Mondays starts early for 33-year-old Imran, a fruit seller who travels from his house in Tannery road to his orchards located on the outskirts of the city.
He picks up his weekly quota of guavas and heads to his small store at the HRBR Layout in the city.
“I set up the shop by 8 in the morning on Mondays. Most of my customers are people rushing to work, who stop to munch on the guavas.” Imran adds salt to provide a tangy flavour to the sweet fruit.
“It is very nutritious and is one of the few fruit that can be grown round the year. My family owns nearly eight trees in Yelahanka and most of our fruits come from those trees.” He has been in the same spot for the last eight years and has seen the Layout and the city transform.
“When I came to this spot in the early 2000s, the traffic was very less and most of my customers used to be harried commuters making their way to the Manyata Tech Park in Nagawara. Now, I mostly cater to people who stay in the many apartment blocks that have come up in HRBR Layout and Kalyan Nagar. There were a lot more trees and it was cooler. Now, we have to set up umbrellas on our stalls and keep drinking water to beat the heat.”
An average day for Imran goes up till 11 in the night, when he packs up and leaves on his cycle. “People think that we have an easy job and do not care much about quality.
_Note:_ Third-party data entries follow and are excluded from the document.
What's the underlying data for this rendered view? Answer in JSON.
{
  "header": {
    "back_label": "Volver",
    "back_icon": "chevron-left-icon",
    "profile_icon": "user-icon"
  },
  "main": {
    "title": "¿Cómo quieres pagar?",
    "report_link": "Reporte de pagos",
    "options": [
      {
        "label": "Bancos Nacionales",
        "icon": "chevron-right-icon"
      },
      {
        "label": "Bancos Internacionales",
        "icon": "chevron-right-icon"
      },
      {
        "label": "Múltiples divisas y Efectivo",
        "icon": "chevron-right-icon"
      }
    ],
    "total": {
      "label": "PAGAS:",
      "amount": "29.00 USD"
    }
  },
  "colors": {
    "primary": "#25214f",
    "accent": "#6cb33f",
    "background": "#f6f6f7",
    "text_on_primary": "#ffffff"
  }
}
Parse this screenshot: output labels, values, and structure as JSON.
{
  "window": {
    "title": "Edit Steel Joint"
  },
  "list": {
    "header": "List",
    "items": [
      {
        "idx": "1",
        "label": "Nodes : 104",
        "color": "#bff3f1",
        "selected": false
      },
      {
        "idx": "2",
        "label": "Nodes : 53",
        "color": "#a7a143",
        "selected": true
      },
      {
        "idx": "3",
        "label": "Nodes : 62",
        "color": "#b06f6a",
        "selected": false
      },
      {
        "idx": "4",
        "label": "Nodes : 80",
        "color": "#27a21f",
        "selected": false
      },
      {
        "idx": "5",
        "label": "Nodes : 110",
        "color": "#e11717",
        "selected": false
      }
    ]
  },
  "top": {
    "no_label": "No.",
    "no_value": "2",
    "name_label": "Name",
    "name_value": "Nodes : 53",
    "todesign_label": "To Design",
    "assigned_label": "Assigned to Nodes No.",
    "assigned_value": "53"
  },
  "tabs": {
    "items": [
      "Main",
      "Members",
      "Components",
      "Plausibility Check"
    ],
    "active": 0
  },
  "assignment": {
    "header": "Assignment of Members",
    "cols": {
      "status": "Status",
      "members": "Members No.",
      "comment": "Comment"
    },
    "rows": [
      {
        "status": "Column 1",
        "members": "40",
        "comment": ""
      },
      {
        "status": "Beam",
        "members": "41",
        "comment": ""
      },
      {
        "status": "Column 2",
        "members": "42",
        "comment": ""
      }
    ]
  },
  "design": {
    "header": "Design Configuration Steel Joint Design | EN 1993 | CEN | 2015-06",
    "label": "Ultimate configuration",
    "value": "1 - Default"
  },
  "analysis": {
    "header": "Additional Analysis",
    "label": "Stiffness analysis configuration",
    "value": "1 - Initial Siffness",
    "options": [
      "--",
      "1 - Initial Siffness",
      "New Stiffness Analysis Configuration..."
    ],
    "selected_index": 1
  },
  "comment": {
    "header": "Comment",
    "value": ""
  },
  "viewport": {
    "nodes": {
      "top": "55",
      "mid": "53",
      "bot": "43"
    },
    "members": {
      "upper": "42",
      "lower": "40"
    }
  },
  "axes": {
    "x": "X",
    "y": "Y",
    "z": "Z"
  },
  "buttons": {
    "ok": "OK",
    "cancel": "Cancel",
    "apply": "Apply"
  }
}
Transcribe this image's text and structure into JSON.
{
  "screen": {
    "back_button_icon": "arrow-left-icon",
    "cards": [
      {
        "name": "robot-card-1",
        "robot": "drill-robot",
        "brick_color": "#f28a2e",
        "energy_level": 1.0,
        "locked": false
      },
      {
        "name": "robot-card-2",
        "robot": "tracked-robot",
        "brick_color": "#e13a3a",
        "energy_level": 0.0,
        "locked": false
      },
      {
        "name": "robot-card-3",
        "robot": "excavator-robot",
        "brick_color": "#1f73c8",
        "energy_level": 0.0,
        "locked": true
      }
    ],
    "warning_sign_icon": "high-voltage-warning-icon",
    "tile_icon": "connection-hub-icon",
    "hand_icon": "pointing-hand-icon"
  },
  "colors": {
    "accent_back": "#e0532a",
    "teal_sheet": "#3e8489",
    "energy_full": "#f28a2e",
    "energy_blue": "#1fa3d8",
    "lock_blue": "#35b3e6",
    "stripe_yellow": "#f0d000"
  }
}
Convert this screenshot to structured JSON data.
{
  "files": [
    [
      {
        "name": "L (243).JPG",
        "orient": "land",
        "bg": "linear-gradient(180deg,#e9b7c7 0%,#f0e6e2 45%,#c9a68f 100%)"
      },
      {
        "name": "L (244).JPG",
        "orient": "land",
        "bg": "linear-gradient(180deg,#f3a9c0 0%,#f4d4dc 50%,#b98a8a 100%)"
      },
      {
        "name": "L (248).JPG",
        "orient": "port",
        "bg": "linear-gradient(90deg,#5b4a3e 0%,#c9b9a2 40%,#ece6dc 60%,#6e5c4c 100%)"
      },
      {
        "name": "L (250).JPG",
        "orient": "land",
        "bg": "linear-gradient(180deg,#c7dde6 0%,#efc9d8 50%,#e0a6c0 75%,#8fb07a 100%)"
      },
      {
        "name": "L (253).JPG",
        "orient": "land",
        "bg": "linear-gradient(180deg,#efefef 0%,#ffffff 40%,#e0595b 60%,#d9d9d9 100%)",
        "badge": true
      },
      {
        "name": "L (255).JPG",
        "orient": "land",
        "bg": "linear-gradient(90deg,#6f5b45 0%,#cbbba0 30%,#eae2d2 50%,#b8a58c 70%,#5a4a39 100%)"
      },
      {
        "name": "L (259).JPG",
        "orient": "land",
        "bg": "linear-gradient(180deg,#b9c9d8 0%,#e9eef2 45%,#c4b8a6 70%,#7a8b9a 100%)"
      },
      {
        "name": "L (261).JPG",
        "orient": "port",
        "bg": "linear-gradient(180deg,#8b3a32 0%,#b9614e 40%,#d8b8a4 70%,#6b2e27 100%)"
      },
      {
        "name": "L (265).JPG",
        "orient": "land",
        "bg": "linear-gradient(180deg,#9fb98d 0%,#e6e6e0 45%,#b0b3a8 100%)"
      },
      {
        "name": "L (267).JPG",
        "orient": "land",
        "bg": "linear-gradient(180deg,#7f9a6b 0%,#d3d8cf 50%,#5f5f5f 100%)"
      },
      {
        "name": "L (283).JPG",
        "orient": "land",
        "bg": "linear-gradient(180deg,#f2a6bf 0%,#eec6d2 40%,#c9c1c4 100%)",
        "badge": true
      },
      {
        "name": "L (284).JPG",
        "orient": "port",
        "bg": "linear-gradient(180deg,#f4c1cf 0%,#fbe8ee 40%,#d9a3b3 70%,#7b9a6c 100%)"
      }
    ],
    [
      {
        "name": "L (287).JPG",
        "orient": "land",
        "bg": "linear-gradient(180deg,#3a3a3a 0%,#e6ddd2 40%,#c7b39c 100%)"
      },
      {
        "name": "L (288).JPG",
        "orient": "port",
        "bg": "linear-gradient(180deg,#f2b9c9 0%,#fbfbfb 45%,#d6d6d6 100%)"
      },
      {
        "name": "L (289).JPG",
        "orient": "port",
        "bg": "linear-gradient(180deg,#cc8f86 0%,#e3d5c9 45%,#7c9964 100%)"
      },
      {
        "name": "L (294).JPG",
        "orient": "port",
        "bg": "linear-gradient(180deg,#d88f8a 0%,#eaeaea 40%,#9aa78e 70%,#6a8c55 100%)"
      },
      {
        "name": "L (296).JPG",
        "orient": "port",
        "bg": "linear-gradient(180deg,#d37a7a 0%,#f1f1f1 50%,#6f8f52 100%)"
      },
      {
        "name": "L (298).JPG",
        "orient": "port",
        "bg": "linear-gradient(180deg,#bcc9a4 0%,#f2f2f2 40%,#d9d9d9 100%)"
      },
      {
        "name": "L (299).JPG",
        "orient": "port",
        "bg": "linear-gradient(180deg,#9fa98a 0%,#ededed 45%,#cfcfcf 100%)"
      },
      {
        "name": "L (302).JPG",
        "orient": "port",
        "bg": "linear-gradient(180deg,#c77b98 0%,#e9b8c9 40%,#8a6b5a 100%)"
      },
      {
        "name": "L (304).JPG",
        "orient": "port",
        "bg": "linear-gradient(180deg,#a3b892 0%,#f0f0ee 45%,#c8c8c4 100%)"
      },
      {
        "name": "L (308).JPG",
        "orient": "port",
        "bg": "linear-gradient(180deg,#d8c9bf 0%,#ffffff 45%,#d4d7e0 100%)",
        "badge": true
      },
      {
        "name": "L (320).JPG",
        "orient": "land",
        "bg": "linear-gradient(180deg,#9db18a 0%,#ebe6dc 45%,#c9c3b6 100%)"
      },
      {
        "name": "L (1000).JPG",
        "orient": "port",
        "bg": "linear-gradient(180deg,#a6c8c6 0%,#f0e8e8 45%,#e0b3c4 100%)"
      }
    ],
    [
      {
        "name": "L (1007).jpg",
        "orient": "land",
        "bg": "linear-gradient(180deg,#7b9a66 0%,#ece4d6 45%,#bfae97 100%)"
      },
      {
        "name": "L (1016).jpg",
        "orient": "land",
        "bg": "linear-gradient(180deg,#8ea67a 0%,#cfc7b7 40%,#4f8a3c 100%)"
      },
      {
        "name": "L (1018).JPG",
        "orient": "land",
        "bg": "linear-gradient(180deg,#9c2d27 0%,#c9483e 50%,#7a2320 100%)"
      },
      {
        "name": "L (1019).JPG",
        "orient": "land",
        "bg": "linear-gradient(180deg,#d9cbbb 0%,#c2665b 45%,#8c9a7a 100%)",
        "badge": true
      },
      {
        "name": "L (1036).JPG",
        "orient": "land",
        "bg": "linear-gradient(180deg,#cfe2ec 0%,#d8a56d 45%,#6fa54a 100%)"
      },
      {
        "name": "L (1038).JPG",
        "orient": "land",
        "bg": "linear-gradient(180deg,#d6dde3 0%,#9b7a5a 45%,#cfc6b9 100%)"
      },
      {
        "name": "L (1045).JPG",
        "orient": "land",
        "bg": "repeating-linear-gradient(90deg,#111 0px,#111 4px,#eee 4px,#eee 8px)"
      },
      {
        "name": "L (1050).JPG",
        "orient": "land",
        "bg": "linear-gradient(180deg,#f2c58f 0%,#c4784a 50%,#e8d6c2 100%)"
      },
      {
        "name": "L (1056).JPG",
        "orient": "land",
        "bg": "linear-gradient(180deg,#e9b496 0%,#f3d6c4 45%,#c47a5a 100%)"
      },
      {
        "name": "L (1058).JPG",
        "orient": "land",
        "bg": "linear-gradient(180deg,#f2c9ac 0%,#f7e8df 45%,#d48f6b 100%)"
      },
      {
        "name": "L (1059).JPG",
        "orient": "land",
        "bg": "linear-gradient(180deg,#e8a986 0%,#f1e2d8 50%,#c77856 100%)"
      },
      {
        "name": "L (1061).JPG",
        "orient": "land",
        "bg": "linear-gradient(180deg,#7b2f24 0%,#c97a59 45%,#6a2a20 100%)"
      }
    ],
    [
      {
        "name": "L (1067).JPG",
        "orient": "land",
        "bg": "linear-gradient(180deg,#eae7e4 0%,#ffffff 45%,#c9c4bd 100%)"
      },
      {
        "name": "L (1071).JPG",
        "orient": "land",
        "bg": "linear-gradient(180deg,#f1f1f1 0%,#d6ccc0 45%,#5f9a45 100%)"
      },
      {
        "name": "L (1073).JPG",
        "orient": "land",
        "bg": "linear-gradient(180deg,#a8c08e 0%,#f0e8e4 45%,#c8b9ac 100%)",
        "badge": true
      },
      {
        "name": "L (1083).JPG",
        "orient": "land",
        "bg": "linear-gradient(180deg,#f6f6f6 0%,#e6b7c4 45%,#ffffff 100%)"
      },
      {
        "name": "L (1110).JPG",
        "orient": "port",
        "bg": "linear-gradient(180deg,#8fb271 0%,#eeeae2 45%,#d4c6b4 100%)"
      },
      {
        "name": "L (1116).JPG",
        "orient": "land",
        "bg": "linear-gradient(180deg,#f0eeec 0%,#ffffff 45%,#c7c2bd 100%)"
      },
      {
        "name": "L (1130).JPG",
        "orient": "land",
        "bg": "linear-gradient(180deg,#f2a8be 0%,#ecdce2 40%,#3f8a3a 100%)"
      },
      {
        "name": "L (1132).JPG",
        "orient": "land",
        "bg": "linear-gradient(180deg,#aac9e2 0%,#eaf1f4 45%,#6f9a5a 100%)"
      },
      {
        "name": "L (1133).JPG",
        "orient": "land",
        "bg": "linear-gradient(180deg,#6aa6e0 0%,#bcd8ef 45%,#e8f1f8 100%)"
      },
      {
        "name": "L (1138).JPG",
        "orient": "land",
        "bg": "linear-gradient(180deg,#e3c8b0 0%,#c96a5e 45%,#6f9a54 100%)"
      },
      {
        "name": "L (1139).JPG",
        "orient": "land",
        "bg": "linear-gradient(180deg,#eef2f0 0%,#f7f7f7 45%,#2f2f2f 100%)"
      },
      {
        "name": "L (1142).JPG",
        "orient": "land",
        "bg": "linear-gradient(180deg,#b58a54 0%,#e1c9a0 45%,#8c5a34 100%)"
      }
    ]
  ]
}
We need to ensure that the fruits are fresh. Transporting fruits takes up a lot of time in terrible traffic. We also have to deal with cops and BBMP officials who pester us for money and threaten to confiscate our carts.”
Does he make any profit? “Big stores selling fresh fruits and vegetables do impact our business, and so does the rising cost of fertilizers. The lack of rain has also had an impact on the productivity. However, on good days, I make enough to keep my family running. I have enrolled both my sons in English-medium schools to ensure that they become doctors or engineers when they grow up.”